#### Directions
Go through the records and copy each line where the string "name" occurs.

_____

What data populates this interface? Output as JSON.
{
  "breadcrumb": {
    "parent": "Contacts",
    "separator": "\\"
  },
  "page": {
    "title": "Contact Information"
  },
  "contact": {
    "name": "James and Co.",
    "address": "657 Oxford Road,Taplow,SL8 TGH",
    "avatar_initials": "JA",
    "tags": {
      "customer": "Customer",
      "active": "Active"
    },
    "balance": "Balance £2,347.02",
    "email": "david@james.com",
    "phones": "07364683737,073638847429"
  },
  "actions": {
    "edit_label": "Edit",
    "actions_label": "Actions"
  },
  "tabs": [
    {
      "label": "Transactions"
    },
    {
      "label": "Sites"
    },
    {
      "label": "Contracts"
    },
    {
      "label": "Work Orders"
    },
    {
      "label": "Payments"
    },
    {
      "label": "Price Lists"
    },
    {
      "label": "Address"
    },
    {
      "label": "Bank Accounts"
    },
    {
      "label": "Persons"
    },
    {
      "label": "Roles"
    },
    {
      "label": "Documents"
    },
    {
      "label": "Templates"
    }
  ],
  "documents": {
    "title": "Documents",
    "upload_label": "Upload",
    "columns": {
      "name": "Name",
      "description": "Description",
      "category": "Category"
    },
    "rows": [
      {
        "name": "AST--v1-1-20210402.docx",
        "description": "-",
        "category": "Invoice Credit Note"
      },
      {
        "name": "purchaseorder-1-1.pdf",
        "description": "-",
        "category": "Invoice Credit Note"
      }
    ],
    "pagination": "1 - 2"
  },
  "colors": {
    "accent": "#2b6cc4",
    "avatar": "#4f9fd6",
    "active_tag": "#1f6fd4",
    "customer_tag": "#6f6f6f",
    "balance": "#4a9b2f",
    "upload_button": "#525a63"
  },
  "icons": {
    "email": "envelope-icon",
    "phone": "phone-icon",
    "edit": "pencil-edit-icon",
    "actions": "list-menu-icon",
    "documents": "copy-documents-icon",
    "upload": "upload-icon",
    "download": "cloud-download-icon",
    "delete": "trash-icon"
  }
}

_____

#### Your solution
    "name": "James and Co.",
      "name": "Name",
        "name": "AST--v1-1-20210402.docx",
        "name": "purchaseorder-1-1.pdf",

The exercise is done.